═════ Dataset records ═════

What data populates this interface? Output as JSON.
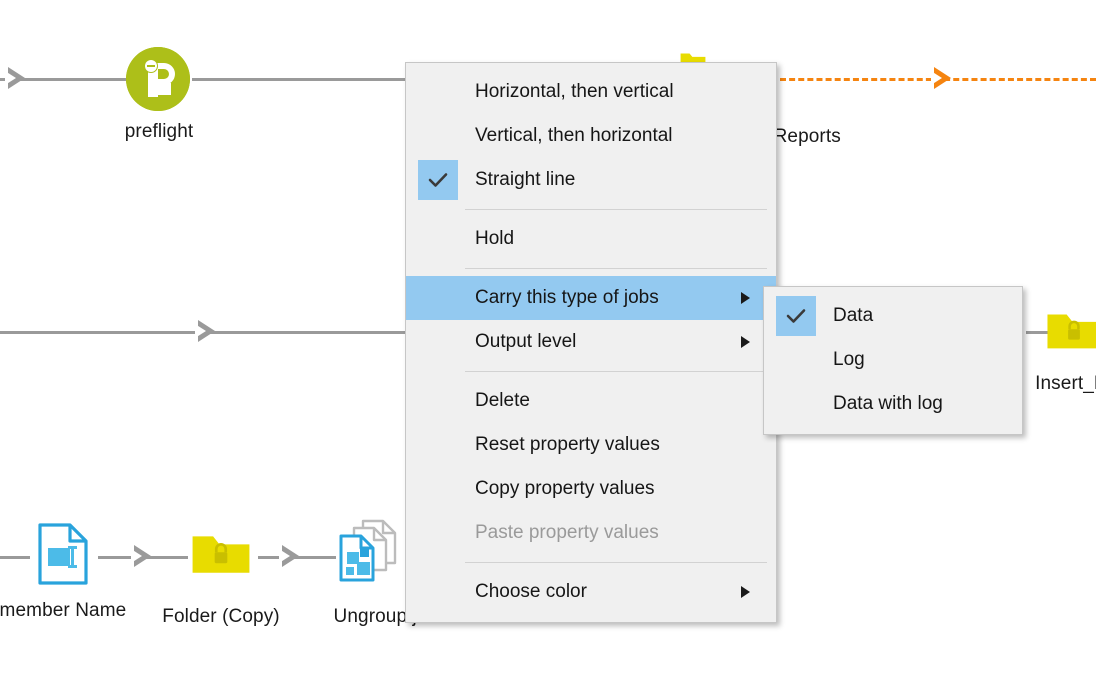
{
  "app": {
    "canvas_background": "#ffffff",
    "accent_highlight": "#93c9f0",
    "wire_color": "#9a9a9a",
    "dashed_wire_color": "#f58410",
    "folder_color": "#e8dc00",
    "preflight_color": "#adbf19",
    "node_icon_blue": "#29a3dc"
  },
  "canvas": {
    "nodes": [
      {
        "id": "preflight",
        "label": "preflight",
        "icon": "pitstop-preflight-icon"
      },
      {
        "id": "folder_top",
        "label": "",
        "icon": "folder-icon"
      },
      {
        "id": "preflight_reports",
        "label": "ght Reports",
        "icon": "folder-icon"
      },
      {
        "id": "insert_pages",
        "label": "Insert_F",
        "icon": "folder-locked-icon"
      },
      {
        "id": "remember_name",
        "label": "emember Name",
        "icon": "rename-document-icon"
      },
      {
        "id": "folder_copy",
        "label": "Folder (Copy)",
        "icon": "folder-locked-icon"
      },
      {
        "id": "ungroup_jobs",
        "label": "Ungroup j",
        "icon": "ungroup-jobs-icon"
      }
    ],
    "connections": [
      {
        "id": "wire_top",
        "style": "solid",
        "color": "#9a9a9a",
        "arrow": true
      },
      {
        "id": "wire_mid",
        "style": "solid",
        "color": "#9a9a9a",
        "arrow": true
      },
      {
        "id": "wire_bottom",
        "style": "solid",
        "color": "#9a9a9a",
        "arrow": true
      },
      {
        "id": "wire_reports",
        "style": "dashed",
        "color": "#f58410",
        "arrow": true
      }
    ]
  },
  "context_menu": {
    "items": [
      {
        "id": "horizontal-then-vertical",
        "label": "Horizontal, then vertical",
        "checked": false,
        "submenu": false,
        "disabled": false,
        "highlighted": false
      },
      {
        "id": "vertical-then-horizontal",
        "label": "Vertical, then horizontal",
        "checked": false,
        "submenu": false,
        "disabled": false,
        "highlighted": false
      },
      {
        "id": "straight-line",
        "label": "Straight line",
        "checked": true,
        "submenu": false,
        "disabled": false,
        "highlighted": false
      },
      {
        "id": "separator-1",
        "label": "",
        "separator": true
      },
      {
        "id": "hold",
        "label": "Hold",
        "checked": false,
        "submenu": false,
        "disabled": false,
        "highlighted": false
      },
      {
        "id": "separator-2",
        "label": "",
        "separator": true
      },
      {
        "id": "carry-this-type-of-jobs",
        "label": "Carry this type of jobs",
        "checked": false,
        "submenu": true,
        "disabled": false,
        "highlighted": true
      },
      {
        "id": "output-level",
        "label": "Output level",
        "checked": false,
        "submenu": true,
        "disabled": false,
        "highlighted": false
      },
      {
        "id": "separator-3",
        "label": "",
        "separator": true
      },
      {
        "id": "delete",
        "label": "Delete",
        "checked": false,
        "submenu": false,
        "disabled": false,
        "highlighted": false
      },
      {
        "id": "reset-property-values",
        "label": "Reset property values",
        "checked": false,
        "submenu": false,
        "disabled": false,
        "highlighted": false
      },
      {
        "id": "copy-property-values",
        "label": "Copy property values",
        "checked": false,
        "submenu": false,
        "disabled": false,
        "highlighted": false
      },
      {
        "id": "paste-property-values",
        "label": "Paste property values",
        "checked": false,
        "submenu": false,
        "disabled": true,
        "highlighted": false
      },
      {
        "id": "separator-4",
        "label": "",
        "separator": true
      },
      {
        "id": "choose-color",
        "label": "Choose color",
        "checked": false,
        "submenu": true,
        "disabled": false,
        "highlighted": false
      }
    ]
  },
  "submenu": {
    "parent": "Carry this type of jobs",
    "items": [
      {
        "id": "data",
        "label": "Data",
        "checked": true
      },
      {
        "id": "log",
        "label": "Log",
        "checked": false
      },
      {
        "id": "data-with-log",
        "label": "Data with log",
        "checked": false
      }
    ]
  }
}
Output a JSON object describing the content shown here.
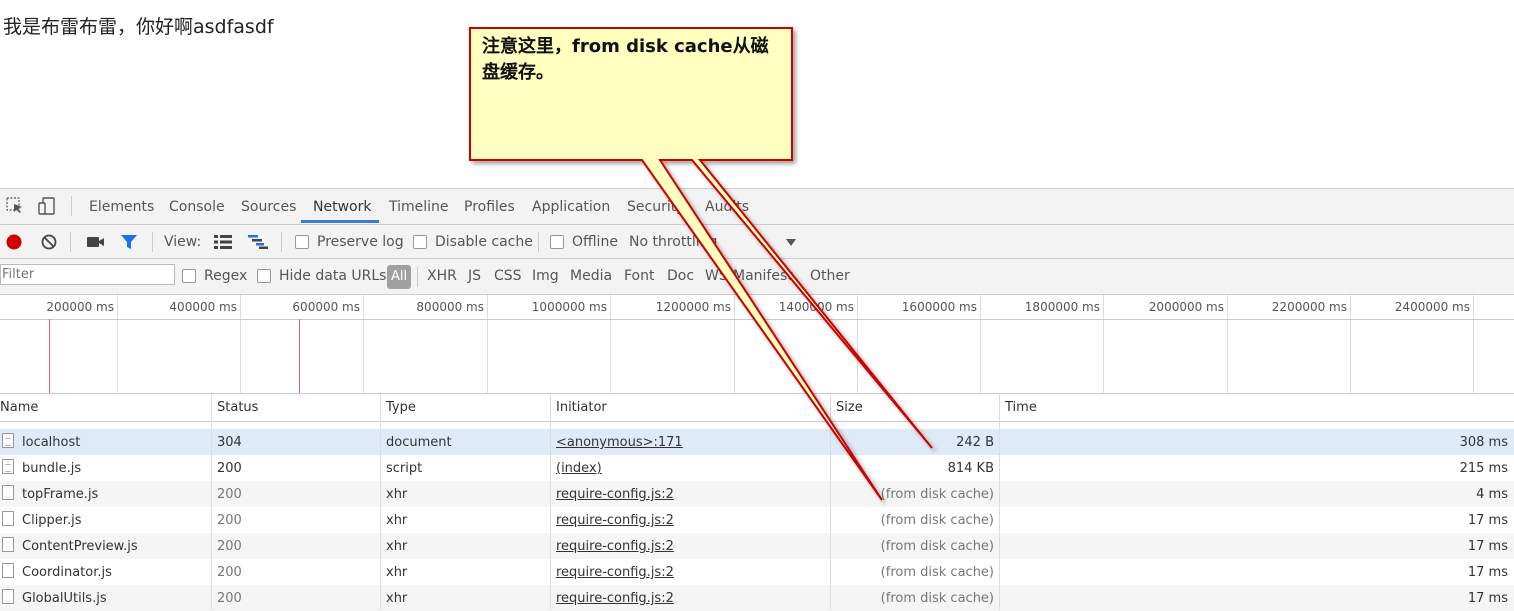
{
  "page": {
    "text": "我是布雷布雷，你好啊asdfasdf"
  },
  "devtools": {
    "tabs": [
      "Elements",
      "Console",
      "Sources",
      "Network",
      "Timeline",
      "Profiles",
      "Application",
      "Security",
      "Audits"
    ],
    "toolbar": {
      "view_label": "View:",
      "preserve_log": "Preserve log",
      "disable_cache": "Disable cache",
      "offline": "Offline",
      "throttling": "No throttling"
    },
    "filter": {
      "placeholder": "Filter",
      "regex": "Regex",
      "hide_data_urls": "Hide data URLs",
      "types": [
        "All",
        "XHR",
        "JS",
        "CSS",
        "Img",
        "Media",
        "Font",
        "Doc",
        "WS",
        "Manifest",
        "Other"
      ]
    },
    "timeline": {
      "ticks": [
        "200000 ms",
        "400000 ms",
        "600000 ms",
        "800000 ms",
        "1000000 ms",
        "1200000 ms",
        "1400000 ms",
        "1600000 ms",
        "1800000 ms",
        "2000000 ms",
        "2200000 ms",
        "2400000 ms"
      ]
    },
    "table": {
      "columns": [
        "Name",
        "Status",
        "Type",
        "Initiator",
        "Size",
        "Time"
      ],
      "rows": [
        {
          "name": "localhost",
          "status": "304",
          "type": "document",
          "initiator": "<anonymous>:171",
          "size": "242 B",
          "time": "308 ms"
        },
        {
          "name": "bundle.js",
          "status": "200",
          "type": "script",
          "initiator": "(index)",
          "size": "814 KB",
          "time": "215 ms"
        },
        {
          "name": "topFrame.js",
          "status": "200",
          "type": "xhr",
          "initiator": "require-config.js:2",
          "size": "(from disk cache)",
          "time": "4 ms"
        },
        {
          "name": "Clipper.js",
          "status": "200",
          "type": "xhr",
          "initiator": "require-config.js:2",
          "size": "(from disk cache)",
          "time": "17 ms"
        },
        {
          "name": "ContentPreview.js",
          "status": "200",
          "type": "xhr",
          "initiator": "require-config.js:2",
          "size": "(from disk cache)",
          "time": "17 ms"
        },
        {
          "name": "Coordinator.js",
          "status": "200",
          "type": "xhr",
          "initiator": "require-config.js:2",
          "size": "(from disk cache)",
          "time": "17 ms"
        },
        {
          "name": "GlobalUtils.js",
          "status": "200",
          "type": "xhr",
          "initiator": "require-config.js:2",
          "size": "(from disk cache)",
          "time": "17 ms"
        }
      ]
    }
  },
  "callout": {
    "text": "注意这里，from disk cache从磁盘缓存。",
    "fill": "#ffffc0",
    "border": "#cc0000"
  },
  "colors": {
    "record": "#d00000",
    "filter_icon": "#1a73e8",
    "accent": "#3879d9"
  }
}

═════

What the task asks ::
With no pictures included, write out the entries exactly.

Solution ::
What data populates this interface? Output as JSON.
{
  "app": {
    "canvas_background": "#ffffff",
    "accent_highlight": "#93c9f0",
    "wire_color": "#9a9a9a",
    "dashed_wire_color": "#f58410",
    "folder_color": "#e8dc00",
    "preflight_color": "#adbf19",
    "node_icon_blue": "#29a3dc"
  },
  "canvas": {
    "nodes": [
      {
        "id": "preflight",
        "label": "preflight",
        "icon": "pitstop-preflight-icon"
      },
      {
        "id": "folder_top",
        "label": "",
        "icon": "folder-icon"
      },
      {
        "id": "preflight_reports",
        "label": "ght Reports",
        "icon": "folder-icon"
      },
      {
        "id": "insert_pages",
        "label": "Insert_F",
        "icon": "folder-locked-icon"
      },
      {
        "id": "remember_name",
        "label": "emember Name",
        "icon": "rename-document-icon"
      },
      {
        "id": "folder_copy",
        "label": "Folder (Copy)",
        "icon": "folder-locked-icon"
      },
      {
        "id": "ungroup_jobs",
        "label": "Ungroup j",
        "icon": "ungroup-jobs-icon"
      }
    ],
    "connections": [
      {
        "id": "wire_top",
        "style": "solid",
        "color": "#9a9a9a",
        "arrow": true
      },
      {
        "id": "wire_mid",
        "style": "solid",
        "color": "#9a9a9a",
        "arrow": true
      },
      {
        "id": "wire_bottom",
        "style": "solid",
        "color": "#9a9a9a",
        "arrow": true
      },
      {
        "id": "wire_reports",
        "style": "dashed",
        "color": "#f58410",
        "arrow": true
      }
    ]
  },
  "context_menu": {
    "items": [
      {
        "id": "horizontal-then-vertical",
        "label": "Horizontal, then vertical",
        "checked": false,
        "submenu": false,
        "disabled": false,
        "highlighted": false
      },
      {
        "id": "vertical-then-horizontal",
        "label": "Vertical, then horizontal",
        "checked": false,
        "submenu": false,
        "disabled": false,
        "highlighted": false
      },
      {
        "id": "straight-line",
        "label": "Straight line",
        "checked": true,
        "submenu": false,
        "disabled": false,
        "highlighted": false
      },
      {
        "id": "separator-1",
        "label": "",
        "separator": true
      },
      {
        "id": "hold",
        "label": "Hold",
        "checked": false,
        "submenu": false,
        "disabled": false,
        "highlighted": false
      },
      {
        "id": "separator-2",
        "label": "",
        "separator": true
      },
      {
        "id": "carry-this-type-of-jobs",
        "label": "Carry this type of jobs",
        "checked": false,
        "submenu": true,
        "disabled": false,
        "highlighted": true
      },
      {
        "id": "output-level",
        "label": "Output level",
        "checked": false,
        "submenu": true,
        "disabled": false,
        "highlighted": false
      },
      {
        "id": "separator-3",
        "label": "",
        "separator": true
      },
      {
        "id": "delete",
        "label": "Delete",
        "checked": false,
        "submenu": false,
        "disabled": false,
        "highlighted": false
      },
      {
        "id": "reset-property-values",
        "label": "Reset property values",
        "checked": false,
        "submenu": false,
        "disabled": false,
        "highlighted": false
      },
      {
        "id": "copy-property-values",
        "label": "Copy property values",
        "checked": false,
        "submenu": false,
        "disabled": false,
        "highlighted": false
      },
      {
        "id": "paste-property-values",
        "label": "Paste property values",
        "checked": false,
        "submenu": false,
        "disabled": true,
        "highlighted": false
      },
      {
        "id": "separator-4",
        "label": "",
        "separator": true
      },
      {
        "id": "choose-color",
        "label": "Choose color",
        "checked": false,
        "submenu": true,
        "disabled": false,
        "highlighted": false
      }
    ]
  },
  "submenu": {
    "parent": "Carry this type of jobs",
    "items": [
      {
        "id": "data",
        "label": "Data",
        "checked": true
      },
      {
        "id": "log",
        "label": "Log",
        "checked": false
      },
      {
        "id": "data-with-log",
        "label": "Data with log",
        "checked": false
      }
    ]
  }
}
Output a JSON object describing the content shown here.
{
  "page": {
    "text": "我是布雷布雷，你好啊asdfasdf"
  },
  "devtools": {
    "tabs": [
      "Elements",
      "Console",
      "Sources",
      "Network",
      "Timeline",
      "Profiles",
      "Application",
      "Security",
      "Audits"
    ],
    "toolbar": {
      "view_label": "View:",
      "preserve_log": "Preserve log",
      "disable_cache": "Disable cache",
      "offline": "Offline",
      "throttling": "No throttling"
    },
    "filter": {
      "placeholder": "Filter",
      "regex": "Regex",
      "hide_data_urls": "Hide data URLs",
      "types": [
        "All",
        "XHR",
        "JS",
        "CSS",
        "Img",
        "Media",
        "Font",
        "Doc",
        "WS",
        "Manifest",
        "Other"
      ]
    },
    "timeline": {
      "ticks": [
        "200000 ms",
        "400000 ms",
        "600000 ms",
        "800000 ms",
        "1000000 ms",
        "1200000 ms",
        "1400000 ms",
        "1600000 ms",
        "1800000 ms",
        "2000000 ms",
        "2200000 ms",
        "2400000 ms"
      ]
    },
    "table": {
      "columns": [
        "Name",
        "Status",
        "Type",
        "Initiator",
        "Size",
        "Time"
      ],
      "rows": [
        {
          "name": "localhost",
          "status": "304",
          "type": "document",
          "initiator": "<anonymous>:171",
          "size": "242 B",
          "time": "308 ms"
        },
        {
          "name": "bundle.js",
          "status": "200",
          "type": "script",
          "initiator": "(index)",
          "size": "814 KB",
          "time": "215 ms"
        },
        {
          "name": "topFrame.js",
          "status": "200",
          "type": "xhr",
          "initiator": "require-config.js:2",
          "size": "(from disk cache)",
          "time": "4 ms"
        },
        {
          "name": "Clipper.js",
          "status": "200",
          "type": "xhr",
          "initiator": "require-config.js:2",
          "size": "(from disk cache)",
          "time": "17 ms"
        },
        {
          "name": "ContentPreview.js",
          "status": "200",
          "type": "xhr",
          "initiator": "require-config.js:2",
          "size": "(from disk cache)",
          "time": "17 ms"
        },
        {
          "name": "Coordinator.js",
          "status": "200",
          "type": "xhr",
          "initiator": "require-config.js:2",
          "size": "(from disk cache)",
          "time": "17 ms"
        },
        {
          "name": "GlobalUtils.js",
          "status": "200",
          "type": "xhr",
          "initiator": "require-config.js:2",
          "size": "(from disk cache)",
          "time": "17 ms"
        }
      ]
    }
  },
  "callout": {
    "text": "注意这里，from disk cache从磁盘缓存。",
    "fill": "#ffffc0",
    "border": "#cc0000"
  },
  "colors": {
    "record": "#d00000",
    "filter_icon": "#1a73e8",
    "accent": "#3879d9"
  }
}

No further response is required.